As the story goes, in 1945 Jackson Pollock and Lee Krasner were middle-aged artists who moved from New York City to the village of Springs on Long Island. With no money, it would be some time before they could turn the dilapidated farmhouse they bought into a decent home. In fact, in order to purchase this structure, Pollock had to persuade his gallery, Peggy Guggenheim, to lend him $2,000 as a down-payment. The move from the city was intended to help Pollock work on his sobriety; sadly, it was not enough.

After his death in 1956, Krasner stayed in Long Island with occasional time spent at her small NYC apartment. However, as much as she loved the house, it was the barn which was the most significant part of the house. Pollock had moved this building to one side of the home and set up his studio inside. This is where Pollock made all the “drip” paintings he is known for. After his death, Krasner started using the barn as her studio, she explained that there was no reason to let it stand empty. It was large, and had the best natural light.

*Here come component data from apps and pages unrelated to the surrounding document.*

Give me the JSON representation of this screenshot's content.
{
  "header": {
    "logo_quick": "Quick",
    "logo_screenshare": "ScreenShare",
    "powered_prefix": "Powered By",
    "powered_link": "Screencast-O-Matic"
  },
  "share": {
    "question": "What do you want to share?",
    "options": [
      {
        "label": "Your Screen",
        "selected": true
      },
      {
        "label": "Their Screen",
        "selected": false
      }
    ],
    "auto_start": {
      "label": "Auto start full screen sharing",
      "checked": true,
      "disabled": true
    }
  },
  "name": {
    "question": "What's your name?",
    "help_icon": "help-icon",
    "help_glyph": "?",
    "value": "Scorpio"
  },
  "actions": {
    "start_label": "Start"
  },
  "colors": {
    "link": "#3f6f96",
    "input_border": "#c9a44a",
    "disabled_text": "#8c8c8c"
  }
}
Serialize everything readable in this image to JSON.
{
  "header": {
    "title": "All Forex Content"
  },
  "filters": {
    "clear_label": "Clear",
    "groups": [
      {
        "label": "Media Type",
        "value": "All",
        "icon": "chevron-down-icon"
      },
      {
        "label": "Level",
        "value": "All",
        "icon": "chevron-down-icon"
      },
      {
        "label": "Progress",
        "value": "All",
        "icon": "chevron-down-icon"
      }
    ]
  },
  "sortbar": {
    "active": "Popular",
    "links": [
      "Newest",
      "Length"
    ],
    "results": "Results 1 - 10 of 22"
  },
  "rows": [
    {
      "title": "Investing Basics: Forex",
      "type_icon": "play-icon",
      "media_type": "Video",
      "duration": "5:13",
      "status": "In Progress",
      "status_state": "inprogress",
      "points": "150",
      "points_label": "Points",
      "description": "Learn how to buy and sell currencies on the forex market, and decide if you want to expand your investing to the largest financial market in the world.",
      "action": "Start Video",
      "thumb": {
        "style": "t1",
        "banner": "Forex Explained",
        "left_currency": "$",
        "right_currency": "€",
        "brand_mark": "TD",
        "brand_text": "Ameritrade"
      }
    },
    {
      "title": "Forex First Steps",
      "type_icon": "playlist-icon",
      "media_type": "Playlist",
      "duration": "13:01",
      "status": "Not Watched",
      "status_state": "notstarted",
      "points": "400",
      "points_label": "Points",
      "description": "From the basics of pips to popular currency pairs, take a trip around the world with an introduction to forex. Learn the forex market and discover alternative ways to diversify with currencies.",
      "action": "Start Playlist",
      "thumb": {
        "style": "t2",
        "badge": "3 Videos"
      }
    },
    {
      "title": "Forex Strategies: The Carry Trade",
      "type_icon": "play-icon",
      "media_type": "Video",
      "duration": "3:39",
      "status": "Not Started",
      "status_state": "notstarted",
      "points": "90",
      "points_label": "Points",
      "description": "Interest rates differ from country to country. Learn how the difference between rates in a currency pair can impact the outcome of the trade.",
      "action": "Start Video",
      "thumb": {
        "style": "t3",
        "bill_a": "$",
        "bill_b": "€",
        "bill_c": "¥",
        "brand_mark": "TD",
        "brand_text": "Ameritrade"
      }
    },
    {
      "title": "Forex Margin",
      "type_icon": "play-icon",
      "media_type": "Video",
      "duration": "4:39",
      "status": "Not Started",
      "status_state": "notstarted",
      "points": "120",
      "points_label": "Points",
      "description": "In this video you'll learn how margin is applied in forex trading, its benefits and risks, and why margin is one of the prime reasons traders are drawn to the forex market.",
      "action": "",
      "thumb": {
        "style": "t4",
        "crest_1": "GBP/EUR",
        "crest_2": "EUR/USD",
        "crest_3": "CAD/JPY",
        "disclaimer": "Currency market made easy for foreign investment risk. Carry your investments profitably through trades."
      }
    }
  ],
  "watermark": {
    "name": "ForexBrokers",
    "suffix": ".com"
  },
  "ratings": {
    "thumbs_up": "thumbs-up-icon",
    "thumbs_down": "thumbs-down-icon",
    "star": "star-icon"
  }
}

Palingenesis”, 1971.
As the word’s meaning suggests, this painting shows Krasner’s interest in rebirth and metamorphosis. This general theme became apparent in Krasner’s later works; her earlier works were more literal… often situated in nature or self-portraits.
Image courtesy of: ArtNews

While she was still alive, Krasner was known more as “Pollock’s wife” than as an artist in her own right. Many people, especially during that time, found it impossible to admit that she was anything more than just a “wife who also paints.” Others believed that her sole influence was Pollock.

It is clear that there is some of Pollock’s influence in her work; after all, he was at the center of the New York Abstract-Expressionism movement. Naturally, Krasner learned from Pollock’s genius… however, her artwork proclaims a deep individuality.

“Gaea”, 1966.
Named after the Greek goddess of earth, this painting shows both different body parts (an eyebrow, lips, and breasts) and oval shapes in purple, cream, and pink hues. Even though there are clearly many body parts floating around on the huge canvas, the complete body is not displayed.
Image courtesy of: Apollo Magazine

Krasner’s strongest paintings were made in the 1960’s. It was during this time period, shortly after Pollock’s death, when Krasner felt the most free. While Pollock was alive, Krasner had the responsibility of dealing with daily life’s practical matters. In addition, Pollock’s severe alcoholism impacted Krasner’s creativity and weighed her down, both figuratively and literally.

Following Pollock’s death, Krasner’s tight symbols and busy canvases unwound themselves into feminine shapes with open space around them. The sweeping strokes of paint, even though abstract, were not devoid of content.